Could you please return each line of the data that has the word "capacity"?

Content starts

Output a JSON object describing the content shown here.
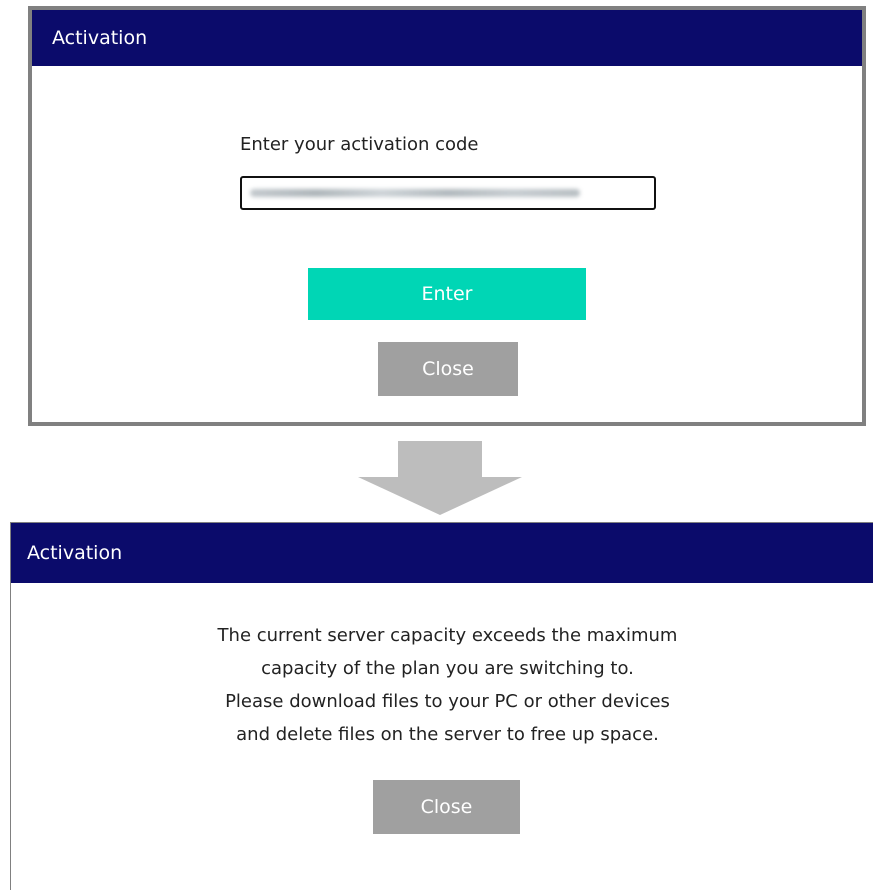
{
  "top_dialog": {
    "title": "Activation",
    "code_label": "Enter your activation code",
    "enter_label": "Enter",
    "close_label": "Close"
  },
  "bottom_dialog": {
    "title": "Activation",
    "message_lines": [
      "The current server capacity exceeds the maximum",
      "capacity of the plan you are switching to.",
      "Please download files to your PC or other devices",
      "and delete files on the server to free up space."
    ],
    "close_label": "Close"
  },
  "colors": {
    "titlebar": "#0b0b6b",
    "enter_button": "#00d6b5",
    "close_button": "#a0a0a0",
    "arrow": "#bdbdbd",
    "dialog_border": "#808080"
  },
  "icons": {
    "transition_arrow": "arrow-down-icon"
  }
}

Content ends

TASK ANSWER:
      "The current server capacity exceeds the maximum",
      "capacity of the plan you are switching to.",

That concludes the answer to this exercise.